## PROBLEM DETAILS
Your answer must match the records word for word and contain no pictures.
DATA SUPPLIED Start Marker
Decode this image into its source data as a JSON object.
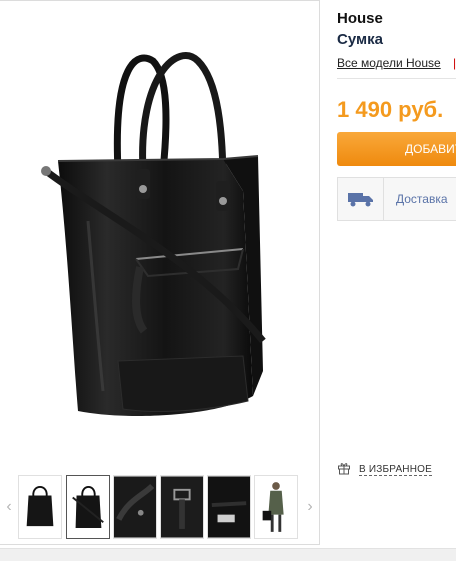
{
  "product": {
    "brand": "House",
    "type": "Сумка",
    "all_models_link": "Все модели House",
    "separator": "|",
    "price": "1 490 руб.",
    "add_to_cart": "ДОБАВИТЬ В КОРЗИНУ",
    "delivery_text": "Доставка",
    "favorites": "В ИЗБРАННОЕ"
  },
  "gallery": {
    "selected_index": 1,
    "thumbnails": [
      {
        "content": "bag-front-handles-up"
      },
      {
        "content": "bag-front-shoulder-strap"
      },
      {
        "content": "bag-detail-handle"
      },
      {
        "content": "bag-detail-buckle"
      },
      {
        "content": "bag-interior-label"
      },
      {
        "content": "model-wearing-bag"
      }
    ],
    "prev_arrow": "‹",
    "next_arrow": "›"
  },
  "colors": {
    "price": "#f49a1e",
    "button": "#f39417",
    "link_blue": "#5a73a8"
  }
}
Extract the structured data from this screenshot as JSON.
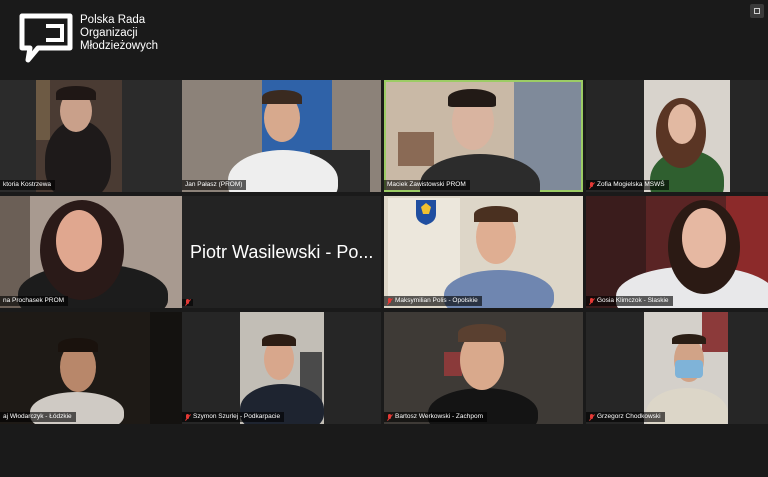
{
  "org": {
    "line1": "Polska Rada",
    "line2": "Organizacji",
    "line3": "Młodzieżowych"
  },
  "participants": [
    {
      "name": "ktoria Kostrzewa",
      "muted": false,
      "active": false
    },
    {
      "name": "Jan Pałasz (PROM)",
      "muted": false,
      "active": false
    },
    {
      "name": "Maciek Zawistowski PROM",
      "muted": false,
      "active": true
    },
    {
      "name": "Zofia Mogielska MSWŚ",
      "muted": true,
      "active": false
    },
    {
      "name": "na Prochasek PROM",
      "muted": false,
      "active": false
    },
    {
      "name": "",
      "display_name": "Piotr Wasilewski - Po...",
      "muted": true,
      "active": false
    },
    {
      "name": "Maksymilian Polis - Opolskie",
      "muted": true,
      "active": false
    },
    {
      "name": "Gosia Klimczok - Slaskie",
      "muted": true,
      "active": false
    },
    {
      "name": "aj Włodarczyk - Łódzkie",
      "muted": false,
      "active": false
    },
    {
      "name": "Szymon Szurlej - Podkarpacie",
      "muted": true,
      "active": false
    },
    {
      "name": "Bartosz Werkowski - Zachpom",
      "muted": true,
      "active": false
    },
    {
      "name": "Grzegorz Chodkowski",
      "muted": true,
      "active": false
    }
  ],
  "colors": {
    "background": "#1a1a1a",
    "active_speaker": "#9ccc65",
    "muted_icon": "#e53935"
  }
}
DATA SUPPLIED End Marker
## EXERCISE RESULT
Decode this image into its source data as a JSON object.
{
  "product": {
    "brand": "House",
    "type": "Сумка",
    "all_models_link": "Все модели House",
    "separator": "|",
    "price": "1 490 руб.",
    "add_to_cart": "ДОБАВИТЬ В КОРЗИНУ",
    "delivery_text": "Доставка",
    "favorites": "В ИЗБРАННОЕ"
  },
  "gallery": {
    "selected_index": 1,
    "thumbnails": [
      {
        "content": "bag-front-handles-up"
      },
      {
        "content": "bag-front-shoulder-strap"
      },
      {
        "content": "bag-detail-handle"
      },
      {
        "content": "bag-detail-buckle"
      },
      {
        "content": "bag-interior-label"
      },
      {
        "content": "model-wearing-bag"
      }
    ],
    "prev_arrow": "‹",
    "next_arrow": "›"
  },
  "colors": {
    "price": "#f49a1e",
    "button": "#f39417",
    "link_blue": "#5a73a8"
  }
}
Extract the structured data from this screenshot as JSON.
{
  "org": {
    "line1": "Polska Rada",
    "line2": "Organizacji",
    "line3": "Młodzieżowych"
  },
  "participants": [
    {
      "name": "ktoria Kostrzewa",
      "muted": false,
      "active": false
    },
    {
      "name": "Jan Pałasz (PROM)",
      "muted": false,
      "active": false
    },
    {
      "name": "Maciek Zawistowski PROM",
      "muted": false,
      "active": true
    },
    {
      "name": "Zofia Mogielska MSWŚ",
      "muted": true,
      "active": false
    },
    {
      "name": "na Prochasek PROM",
      "muted": false,
      "active": false
    },
    {
      "name": "",
      "display_name": "Piotr Wasilewski - Po...",
      "muted": true,
      "active": false
    },
    {
      "name": "Maksymilian Polis - Opolskie",
      "muted": true,
      "active": false
    },
    {
      "name": "Gosia Klimczok - Slaskie",
      "muted": true,
      "active": false
    },
    {
      "name": "aj Włodarczyk - Łódzkie",
      "muted": false,
      "active": false
    },
    {
      "name": "Szymon Szurlej - Podkarpacie",
      "muted": true,
      "active": false
    },
    {
      "name": "Bartosz Werkowski - Zachpom",
      "muted": true,
      "active": false
    },
    {
      "name": "Grzegorz Chodkowski",
      "muted": true,
      "active": false
    }
  ],
  "colors": {
    "background": "#1a1a1a",
    "active_speaker": "#9ccc65",
    "muted_icon": "#e53935"
  }
}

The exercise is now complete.